While aspects of the script may not stand out, the performances cover up some of the familiarity within We Own the Night. Phoenix is the one who really brings his A-game and knocks it out of the park. You are drawn to him from the get go and he refuses to let you pull away. He is almost always silky smooth, even when he is higher than a kite while his father lectures him about his lifestyle. When he explodes into rage, take cover. While he isn’t a cold-blooded gangster, he sure as hell isn’t afraid to get his hands dirty. Wahlberg plays largely the same role that he did in The Departed but here he is a bit watered down. He is more family man than hothead with a mouth that would make a sailor blush. Duvall is his usual tip-top self, another veteran of the organized crime genre. Here he plays the determined good guy who is a little past his prime. I sometimes think he saw the clumsiness in the script but he rolls with punches gracefully. Mendes is the one without real purpose as she just acts as the sex appeal while the boys all flex the masculine muscle. Then there are the two Russian bad guys who are your typical gangsters who make lots of threats. They won’t make much of an impression on you.
We Own the Night also has some gritty set design and wardrobe detail to really yank you out of the present. We Own the Night does find a nippy chill of unease slowly circling the edges of the action but it never engulfs the film fully. When this film is good, it is really, really good but when it is average, it is really, really average. The film is never flat out bad, but it just stinks of a paint-by-numbers approach. This causes the two-hour runtime to really drag its feet at points, which had me checking my watch one or two times.
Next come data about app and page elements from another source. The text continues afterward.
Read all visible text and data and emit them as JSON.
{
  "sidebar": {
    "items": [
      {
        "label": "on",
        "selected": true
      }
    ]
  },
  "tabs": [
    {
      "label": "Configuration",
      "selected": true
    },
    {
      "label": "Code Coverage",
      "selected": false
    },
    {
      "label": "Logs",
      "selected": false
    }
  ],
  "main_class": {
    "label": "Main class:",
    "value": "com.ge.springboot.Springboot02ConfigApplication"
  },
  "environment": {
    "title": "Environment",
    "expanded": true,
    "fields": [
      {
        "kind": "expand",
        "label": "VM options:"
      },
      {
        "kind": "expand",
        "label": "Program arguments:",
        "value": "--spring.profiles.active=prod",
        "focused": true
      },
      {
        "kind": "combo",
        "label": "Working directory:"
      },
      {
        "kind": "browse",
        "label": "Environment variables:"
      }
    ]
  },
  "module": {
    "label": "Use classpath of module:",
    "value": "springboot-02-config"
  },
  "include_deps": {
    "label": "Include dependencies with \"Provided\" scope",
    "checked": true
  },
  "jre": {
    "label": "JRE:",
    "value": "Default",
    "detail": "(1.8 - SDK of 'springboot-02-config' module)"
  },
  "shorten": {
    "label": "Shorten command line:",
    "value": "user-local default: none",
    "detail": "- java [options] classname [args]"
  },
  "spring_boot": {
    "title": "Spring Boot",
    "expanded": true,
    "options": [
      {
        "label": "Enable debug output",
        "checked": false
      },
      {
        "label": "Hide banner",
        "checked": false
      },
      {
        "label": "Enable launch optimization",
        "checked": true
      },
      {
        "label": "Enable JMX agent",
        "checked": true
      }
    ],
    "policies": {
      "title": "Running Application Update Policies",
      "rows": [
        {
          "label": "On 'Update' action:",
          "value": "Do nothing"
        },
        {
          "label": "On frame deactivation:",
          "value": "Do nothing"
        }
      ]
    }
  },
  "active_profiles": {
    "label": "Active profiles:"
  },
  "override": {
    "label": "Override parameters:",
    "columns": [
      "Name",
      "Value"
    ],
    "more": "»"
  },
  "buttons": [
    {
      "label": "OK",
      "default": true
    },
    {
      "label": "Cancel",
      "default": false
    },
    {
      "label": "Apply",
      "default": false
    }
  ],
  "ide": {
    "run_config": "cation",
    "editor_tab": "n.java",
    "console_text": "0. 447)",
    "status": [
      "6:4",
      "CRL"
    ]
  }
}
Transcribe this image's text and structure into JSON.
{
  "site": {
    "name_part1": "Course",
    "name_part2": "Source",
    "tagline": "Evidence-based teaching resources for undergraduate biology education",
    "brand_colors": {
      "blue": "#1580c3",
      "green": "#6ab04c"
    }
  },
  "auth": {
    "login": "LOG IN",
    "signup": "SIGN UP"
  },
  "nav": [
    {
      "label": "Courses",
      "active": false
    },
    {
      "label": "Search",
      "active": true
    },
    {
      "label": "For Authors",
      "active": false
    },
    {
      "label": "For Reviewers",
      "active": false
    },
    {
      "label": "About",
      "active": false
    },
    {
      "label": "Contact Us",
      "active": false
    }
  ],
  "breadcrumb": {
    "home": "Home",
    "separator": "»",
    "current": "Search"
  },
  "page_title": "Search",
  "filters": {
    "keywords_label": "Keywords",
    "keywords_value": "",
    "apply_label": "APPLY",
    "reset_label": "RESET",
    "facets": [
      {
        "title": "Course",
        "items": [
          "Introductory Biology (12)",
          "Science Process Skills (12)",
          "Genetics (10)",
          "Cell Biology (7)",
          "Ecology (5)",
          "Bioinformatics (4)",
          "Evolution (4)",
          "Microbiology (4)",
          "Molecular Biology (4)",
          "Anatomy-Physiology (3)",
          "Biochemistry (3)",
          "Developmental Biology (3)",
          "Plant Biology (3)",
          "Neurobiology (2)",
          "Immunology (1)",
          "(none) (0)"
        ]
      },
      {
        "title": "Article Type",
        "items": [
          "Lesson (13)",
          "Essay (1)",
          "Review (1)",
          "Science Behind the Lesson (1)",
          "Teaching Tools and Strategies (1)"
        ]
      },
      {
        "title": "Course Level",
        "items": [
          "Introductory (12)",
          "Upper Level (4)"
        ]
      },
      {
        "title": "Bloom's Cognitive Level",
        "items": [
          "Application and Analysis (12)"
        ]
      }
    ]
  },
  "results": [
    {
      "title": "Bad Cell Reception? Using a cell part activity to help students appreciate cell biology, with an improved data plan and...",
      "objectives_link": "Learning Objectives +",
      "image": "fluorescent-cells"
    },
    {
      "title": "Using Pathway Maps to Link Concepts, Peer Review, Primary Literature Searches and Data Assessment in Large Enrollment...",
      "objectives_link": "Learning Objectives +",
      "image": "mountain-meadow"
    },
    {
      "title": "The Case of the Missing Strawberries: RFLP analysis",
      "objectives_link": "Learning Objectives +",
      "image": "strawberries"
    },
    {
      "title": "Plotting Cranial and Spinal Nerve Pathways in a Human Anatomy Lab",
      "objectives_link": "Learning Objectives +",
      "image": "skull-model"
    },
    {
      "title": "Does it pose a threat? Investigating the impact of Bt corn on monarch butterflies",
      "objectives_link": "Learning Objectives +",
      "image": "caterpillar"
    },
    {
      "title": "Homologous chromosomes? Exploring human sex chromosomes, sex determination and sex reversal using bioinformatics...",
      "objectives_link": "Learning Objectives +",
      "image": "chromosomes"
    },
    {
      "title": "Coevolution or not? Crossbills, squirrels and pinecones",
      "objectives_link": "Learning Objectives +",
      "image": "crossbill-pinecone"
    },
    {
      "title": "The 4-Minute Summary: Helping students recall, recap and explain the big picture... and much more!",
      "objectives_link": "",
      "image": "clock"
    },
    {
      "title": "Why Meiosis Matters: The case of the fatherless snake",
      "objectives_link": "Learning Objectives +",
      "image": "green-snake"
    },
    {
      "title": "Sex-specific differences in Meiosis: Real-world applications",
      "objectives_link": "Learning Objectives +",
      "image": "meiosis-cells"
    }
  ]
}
Still, I was mesmerized by how much dedication Phoenix pours into this project and I applaud him for it. He comes out on top and leaves even the veteran Duvall chewing on his dust. It leaves you wanting so much more from this guy! I really have a hard time understanding why every single crime drama that comes out wants to touch the sky. Only a small handful of them truly do while the rest come close but end up falling hard. With We Own the Night, Gray really tried to run with the big dogs but these mean streets belong to Scorsese and Coppola, two men who really know how to construct a crime drama. Gray is left just re-evaluating his approach to the genre and thinking of more ways to impress the ones who rule this genre with an iron fist.
We Own the Night is available on Blu-ray and DVD.